There are no new ideas, but sometimes it feels like there are.
My friend Ben once told the story of a day when he was alone at his home in Pittsburgh and his appetite inspired him to re-fry some leftover re-fried beans. Thinking that the meal could use some substance, he added some ground meat to the sizzling stuff on the stovetop, which seemed a bit dry, so he searched in the 'fridge' and found some sort of tomato sauce and he stirred that in with a wooden spoon. And just about the point where he was jazzing it up with some onions and peppers, in a moment where we can pretend that he said, "Eureka!" a bigger understanding dawned upon him which he explained by saying that it was then that he realized, "I just invented chili!"
Last Tuesday I was standing in front of my stove, cracking eggs into a pan and thinking about the Mayans. I was thinking that though I don't think any them thought that the world was going to end at the end of their calendar, I was glad that it didn't. Then I got to thinking that I should chop up a turkey hot dog that has been lingering in my icebox and fry it with my eggs.

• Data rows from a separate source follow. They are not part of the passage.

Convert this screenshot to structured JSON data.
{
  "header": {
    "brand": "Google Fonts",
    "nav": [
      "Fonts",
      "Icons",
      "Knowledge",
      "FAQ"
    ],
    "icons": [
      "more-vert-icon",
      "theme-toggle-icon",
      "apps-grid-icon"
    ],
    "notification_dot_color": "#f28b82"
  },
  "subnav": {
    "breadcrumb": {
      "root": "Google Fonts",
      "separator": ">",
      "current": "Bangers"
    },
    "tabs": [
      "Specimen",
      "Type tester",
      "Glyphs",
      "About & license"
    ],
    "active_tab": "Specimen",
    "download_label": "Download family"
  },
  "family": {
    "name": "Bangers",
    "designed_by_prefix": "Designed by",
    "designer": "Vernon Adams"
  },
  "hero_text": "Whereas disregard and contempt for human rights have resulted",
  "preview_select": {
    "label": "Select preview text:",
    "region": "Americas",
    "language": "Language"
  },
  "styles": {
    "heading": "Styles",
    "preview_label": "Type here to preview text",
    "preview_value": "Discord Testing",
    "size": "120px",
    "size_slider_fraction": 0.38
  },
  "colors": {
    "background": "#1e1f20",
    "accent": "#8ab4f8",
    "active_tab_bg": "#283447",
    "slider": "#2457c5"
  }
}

I am not an expert on the Mayans. I don't even have PBS. But what I do know, or at least what I believe to be true from what I have learned from random reading, hanging out with philosophy majors and watching TV, is that early civilizations probably knew a lot of things that we have since forgotten. And then I remembered that I had a couple of slices of cheese and I dug that out from behind my almost empty olive and pickle jars. And, what if I chopped up a couple of olives and fried them too?

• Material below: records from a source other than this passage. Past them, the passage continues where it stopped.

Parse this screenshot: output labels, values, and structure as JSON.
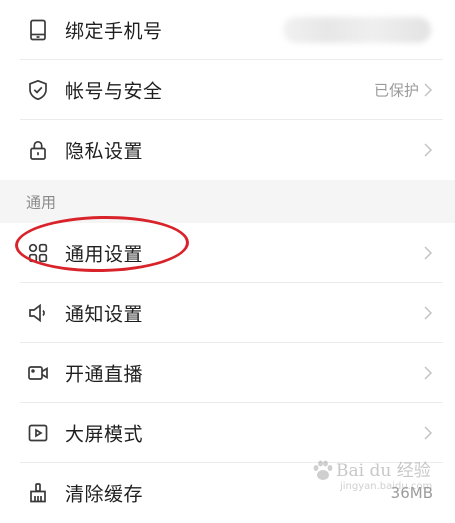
{
  "rows_top": [
    {
      "label": "绑定手机号",
      "icon": "phone-icon"
    },
    {
      "label": "帐号与安全",
      "value": "已保护",
      "icon": "shield-check-icon"
    },
    {
      "label": "隐私设置",
      "icon": "lock-icon"
    }
  ],
  "section": {
    "title": "通用"
  },
  "rows_bottom": [
    {
      "label": "通用设置",
      "icon": "grid-icon"
    },
    {
      "label": "通知设置",
      "icon": "speaker-icon"
    },
    {
      "label": "开通直播",
      "icon": "video-camera-icon"
    },
    {
      "label": "大屏模式",
      "icon": "play-screen-icon"
    },
    {
      "label": "清除缓存",
      "value": "36MB",
      "icon": "broom-icon"
    }
  ],
  "watermark": {
    "text": "Bai du 经验",
    "sub": "jingyan.baidu.com"
  },
  "colors": {
    "highlight": "#d9232a",
    "divider": "#ececec",
    "section_bg": "#f5f5f5"
  }
}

I may be wrong when I say that there are no new ideas. It is like when you say that there are no new songs. Two thirds of all great singles are just the same three guitar chords rearranged beneath slightly different words being sung to similar tunes. Or so somebody who is trying to act smart might say until someone like Willie Nelson comes along and fills sixty albums singing a different story every time.

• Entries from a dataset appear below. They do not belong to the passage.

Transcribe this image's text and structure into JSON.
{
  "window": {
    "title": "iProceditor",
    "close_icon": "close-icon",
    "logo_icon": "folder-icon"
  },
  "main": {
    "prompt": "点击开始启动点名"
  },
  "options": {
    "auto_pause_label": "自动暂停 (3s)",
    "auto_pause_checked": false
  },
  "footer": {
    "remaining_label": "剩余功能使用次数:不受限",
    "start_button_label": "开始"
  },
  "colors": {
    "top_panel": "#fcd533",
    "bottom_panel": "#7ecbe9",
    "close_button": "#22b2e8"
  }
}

But it is awfully difficult to come up with new ideas – things that no one has ever thought before. Try and tell a joke that is not just an old one recycled. And science is just about to the point that it knows almost everything. Or thinks it does, anyway. So if there are no new ideas, there needs to be new ways to consider the ones we presently believe to be true.
I don't think that the Mayan end was meant to be seen as one as much a new beginning. I am keeping my fingers crossed in hopes of an age of enlightenment. I think that we are ripe for new insights that allow for new ideas. Perhaps some new truth will become evident that will inspire science and religion to quit butting their heads and together learn to believe.
While I was out digging through my glove box looking for a packet of Taco Bell hot sauce I let my eggs over fry and it is reassuring how little smoke it takes to set off my fire alarm. I did not get to say, "Eureka! I have discovered the omelet!" I did make a loud dramatic exclamation, but is not suitable for print.
Then with my ears ringing and the frustrating and embarrassing meaning of the moment sinking in I held that frying pan like a mirror and had a minor epiphany. Looking deep into its burnt tones and textures, its swirls of yokish yellow and its strange crispy state somewhere between steaming and smoldering, I saw my failure in the kitchen as a low level work of expressionism, a public service announcement and a self-portrait in a skillet.
This is what your life has become. This is your mind nearing middle age: a cheesy and charred overdone dinner for one.
There are no new ideas. I ripped that off that frying pan thing from an old anti-drug commercial and even the Mayans probably knew about chili. But somehow I feel like I've created something here, even if it is only just another way to laugh at myself.
It would be convenient to end this thing with a Mayan end of the world joke, but at this point we have heard them all before.
(Staff Photographer Roger Vogel can be reached at email@example.com.)